**What is expected:**
Only the number is wanted: how many lines in the data contain "Daten"?

**Data records:**

== Segment start ==

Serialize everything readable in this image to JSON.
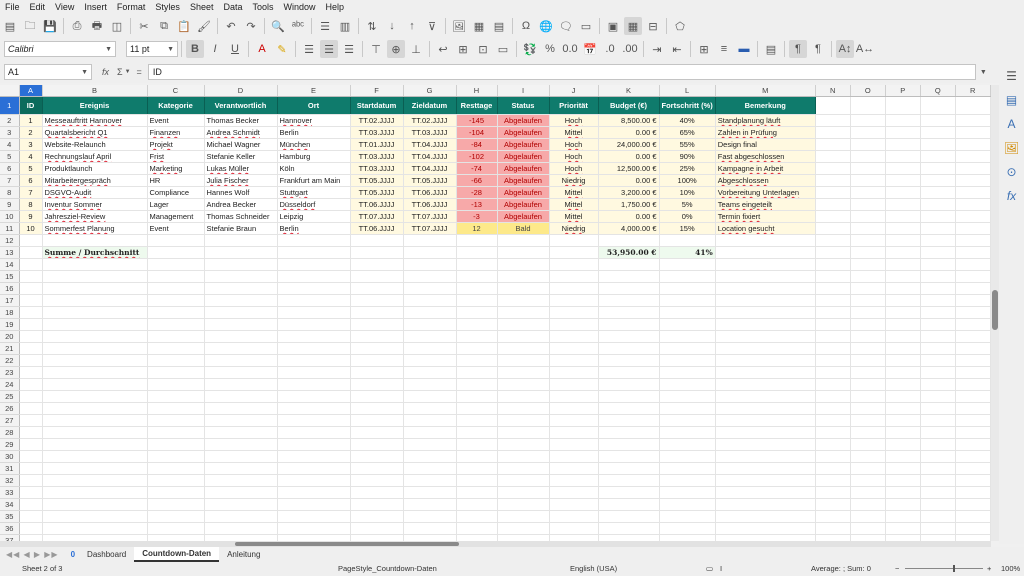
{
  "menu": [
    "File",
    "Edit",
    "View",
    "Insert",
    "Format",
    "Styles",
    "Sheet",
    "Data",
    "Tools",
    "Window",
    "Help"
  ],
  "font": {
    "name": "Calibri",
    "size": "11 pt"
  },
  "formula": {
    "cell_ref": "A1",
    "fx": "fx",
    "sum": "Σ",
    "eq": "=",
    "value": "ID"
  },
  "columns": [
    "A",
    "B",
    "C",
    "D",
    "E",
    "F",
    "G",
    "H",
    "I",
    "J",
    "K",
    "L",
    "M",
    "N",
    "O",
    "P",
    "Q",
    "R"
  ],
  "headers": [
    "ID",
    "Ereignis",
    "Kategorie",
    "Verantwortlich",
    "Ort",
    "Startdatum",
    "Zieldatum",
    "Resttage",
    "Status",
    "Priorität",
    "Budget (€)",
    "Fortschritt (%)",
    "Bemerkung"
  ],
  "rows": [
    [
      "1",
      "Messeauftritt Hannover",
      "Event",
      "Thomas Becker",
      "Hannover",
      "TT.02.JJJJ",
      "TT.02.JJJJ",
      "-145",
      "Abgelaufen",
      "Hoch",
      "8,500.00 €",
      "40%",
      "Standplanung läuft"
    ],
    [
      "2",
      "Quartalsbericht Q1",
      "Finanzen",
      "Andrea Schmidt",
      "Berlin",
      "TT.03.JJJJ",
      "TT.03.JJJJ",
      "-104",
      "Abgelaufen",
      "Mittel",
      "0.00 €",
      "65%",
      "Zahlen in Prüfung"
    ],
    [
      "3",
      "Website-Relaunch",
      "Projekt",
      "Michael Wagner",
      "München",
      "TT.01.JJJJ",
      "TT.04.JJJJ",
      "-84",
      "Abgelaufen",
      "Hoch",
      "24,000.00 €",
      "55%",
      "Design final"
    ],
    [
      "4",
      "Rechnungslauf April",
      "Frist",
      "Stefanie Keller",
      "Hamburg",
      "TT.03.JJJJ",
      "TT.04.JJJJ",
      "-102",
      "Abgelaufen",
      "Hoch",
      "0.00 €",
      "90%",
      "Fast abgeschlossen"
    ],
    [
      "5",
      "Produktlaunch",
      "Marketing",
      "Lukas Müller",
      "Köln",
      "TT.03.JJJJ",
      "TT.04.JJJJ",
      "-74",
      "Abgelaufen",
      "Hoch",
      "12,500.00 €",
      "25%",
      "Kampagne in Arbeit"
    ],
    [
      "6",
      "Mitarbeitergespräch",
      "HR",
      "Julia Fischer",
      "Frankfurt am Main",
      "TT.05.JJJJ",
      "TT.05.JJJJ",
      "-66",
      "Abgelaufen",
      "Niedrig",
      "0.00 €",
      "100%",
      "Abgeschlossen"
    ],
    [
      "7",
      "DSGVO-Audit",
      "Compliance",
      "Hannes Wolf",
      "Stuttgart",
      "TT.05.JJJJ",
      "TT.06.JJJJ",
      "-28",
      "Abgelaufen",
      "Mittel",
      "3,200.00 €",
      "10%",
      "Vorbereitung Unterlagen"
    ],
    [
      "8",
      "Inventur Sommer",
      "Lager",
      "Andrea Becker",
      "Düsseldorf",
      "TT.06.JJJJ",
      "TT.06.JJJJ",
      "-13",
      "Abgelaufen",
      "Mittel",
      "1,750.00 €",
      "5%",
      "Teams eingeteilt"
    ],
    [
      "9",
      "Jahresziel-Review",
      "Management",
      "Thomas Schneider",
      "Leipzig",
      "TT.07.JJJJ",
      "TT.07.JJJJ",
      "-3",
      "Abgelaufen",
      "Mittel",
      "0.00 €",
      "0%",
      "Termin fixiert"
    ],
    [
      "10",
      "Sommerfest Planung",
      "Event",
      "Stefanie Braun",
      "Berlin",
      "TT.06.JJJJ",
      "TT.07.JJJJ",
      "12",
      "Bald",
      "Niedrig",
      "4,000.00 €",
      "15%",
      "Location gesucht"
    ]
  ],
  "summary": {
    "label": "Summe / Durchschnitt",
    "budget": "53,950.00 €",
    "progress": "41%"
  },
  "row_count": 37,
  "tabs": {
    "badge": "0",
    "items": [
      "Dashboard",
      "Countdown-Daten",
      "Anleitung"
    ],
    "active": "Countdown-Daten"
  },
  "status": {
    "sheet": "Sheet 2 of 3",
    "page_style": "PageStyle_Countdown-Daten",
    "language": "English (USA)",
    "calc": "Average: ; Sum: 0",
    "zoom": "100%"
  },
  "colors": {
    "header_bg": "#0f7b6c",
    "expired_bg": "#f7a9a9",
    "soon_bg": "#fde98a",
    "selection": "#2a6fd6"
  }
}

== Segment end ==

**Result of this exercise:**
3